We had one university graduate, an undergraduate, 3 secondary school students and a bright cousin of mine in primary 4 at the time, armed with two desktops computers, two laptops and a handful of accessories. Classes started in the open church auditorium. No fancy tables, just pews, dusty floors and a handful of very excited kids.

The challenges of the first two days was getting the fear of new technology out of these kinds, who were too afraid of ‘spoiling the computer’ to do more than stare at the equipment, but once that fear had been dispelled, wonderful things happened. These children, who mostly had only seen computers from a distance, were typing, drawing and generally kicking butt with Windows.

We had earlier explained how the computer works, and what a wonderful piece of work the CPU is, and a day later, every child wanted to see what the insider of the CPU looked like. So we dismantled the white box and pushed and pulled a few things, and the kids put them back, put the equipment back together under supervision, and put the PC back on.
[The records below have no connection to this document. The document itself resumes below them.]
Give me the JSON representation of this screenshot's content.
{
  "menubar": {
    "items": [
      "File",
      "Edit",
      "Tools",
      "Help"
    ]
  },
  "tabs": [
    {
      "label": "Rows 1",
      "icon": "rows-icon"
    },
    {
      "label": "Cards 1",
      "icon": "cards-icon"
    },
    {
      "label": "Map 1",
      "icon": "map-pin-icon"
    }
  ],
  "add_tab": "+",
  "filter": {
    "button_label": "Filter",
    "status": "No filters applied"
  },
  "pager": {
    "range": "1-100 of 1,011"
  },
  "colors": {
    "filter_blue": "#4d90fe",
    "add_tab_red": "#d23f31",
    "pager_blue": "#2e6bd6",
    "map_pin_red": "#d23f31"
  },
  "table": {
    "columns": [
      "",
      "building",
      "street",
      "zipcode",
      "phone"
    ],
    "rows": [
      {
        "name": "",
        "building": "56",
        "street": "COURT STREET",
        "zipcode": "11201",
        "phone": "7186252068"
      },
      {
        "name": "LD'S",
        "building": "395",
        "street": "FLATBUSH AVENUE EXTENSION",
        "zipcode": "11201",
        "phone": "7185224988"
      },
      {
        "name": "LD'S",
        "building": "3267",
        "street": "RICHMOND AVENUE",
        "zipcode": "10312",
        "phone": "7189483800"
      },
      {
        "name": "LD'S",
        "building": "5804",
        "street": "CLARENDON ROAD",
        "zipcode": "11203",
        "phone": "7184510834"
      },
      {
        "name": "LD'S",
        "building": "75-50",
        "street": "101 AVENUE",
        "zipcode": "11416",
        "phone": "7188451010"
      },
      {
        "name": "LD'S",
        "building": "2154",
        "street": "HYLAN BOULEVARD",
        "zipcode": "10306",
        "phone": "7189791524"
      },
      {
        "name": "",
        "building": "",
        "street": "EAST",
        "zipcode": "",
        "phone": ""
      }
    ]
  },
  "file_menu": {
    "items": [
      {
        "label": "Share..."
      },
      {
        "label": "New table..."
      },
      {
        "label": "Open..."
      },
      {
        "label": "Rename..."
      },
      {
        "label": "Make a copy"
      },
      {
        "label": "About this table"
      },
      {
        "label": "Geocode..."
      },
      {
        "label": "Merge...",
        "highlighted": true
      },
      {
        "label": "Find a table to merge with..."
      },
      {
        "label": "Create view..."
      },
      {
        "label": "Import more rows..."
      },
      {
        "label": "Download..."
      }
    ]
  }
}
The best part of the one month was when we introduced the best performing children to the Internet. It was the wow moment of wow moments. Email to them, was magic and an hour into training, my box was flooded. I got a few of my friends to write regularly to these kids, and the facts that they could sit in an internet cafe, write to someone in America, a real person, and the person wrote back in an email was unbelievable to them. Every once in a while, I still receive an email from one of those kids.

So then I realized, building a critical mass for a technology based economy is very simple. It’s simply dependent on if we can get a whole generation of kids prepped to provide a fertile ground for this to grow.

At this point, you may want to read this

A 15 year rural program, which ensures every kid in primary school can use a PC will build the base. Tree shaking tests can bring out the real gems who will go on to special scholarship trainings, but if every child, irrespective of where they come from  – ijebu ode, or Atan Onoyom, can use a computer, a whole new world opens up.

No, don’t flag off huge money guzzling programs. Semi-nomadic, community supported programs can work if the right consultation is done.The future is dependent on whether we can build a knowledge based economy, driven by functional education (there again, a reminder to write that prequel). We may need to use equipment share programmes, and nomadic teachers to compensate to teacher deficit, but it can be done.

Public education is broken, but technology can bridge that gap. Local governments, churches and local communities are strategic to achieving the target of a technology driven economy – yes, the illiterate chief with the foot long chewing stick if the future of technology.

Truth is the concept is possible. If we can export Yahoo Yahoo, getting worldwide infamous in the process, then a movement can build something positive to export to the world. If teenagers are learning Yahoo in cyber cafes, then we can channel that energy into building an economy which will allow even the poorest of us, if they have the right aptitude, get opportunities to do something really great.